▸ **ABOUT THIS EXERCISE**: Give the total number of lines in the data below that include "label", and nothing else.

▸ **SUPPLIED DATA**:
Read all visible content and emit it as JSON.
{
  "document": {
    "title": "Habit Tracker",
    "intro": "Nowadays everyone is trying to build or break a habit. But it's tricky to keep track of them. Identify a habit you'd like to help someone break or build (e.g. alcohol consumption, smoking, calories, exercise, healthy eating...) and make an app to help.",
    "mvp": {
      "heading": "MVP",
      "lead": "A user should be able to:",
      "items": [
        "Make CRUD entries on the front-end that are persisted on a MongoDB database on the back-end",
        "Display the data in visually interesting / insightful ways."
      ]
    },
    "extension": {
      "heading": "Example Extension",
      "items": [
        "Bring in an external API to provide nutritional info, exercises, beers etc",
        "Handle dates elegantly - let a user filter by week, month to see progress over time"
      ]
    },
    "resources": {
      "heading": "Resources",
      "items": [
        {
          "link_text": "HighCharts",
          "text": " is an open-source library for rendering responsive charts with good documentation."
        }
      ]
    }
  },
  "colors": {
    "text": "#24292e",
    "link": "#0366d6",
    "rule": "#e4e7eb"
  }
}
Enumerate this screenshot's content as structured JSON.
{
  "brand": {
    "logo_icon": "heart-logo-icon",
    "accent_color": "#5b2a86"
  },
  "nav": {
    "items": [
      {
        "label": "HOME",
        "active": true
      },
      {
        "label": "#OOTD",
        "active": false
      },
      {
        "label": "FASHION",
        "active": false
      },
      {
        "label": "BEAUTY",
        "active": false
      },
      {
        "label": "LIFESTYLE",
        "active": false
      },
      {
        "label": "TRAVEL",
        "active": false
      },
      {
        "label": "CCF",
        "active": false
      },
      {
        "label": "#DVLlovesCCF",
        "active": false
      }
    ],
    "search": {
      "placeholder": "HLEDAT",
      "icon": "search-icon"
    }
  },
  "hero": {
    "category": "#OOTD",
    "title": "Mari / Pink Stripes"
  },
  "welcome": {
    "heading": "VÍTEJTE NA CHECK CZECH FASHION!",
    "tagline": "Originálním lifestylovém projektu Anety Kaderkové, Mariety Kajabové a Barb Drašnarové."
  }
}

▸ **SOLUTION FOR THIS EXERCISE**: 8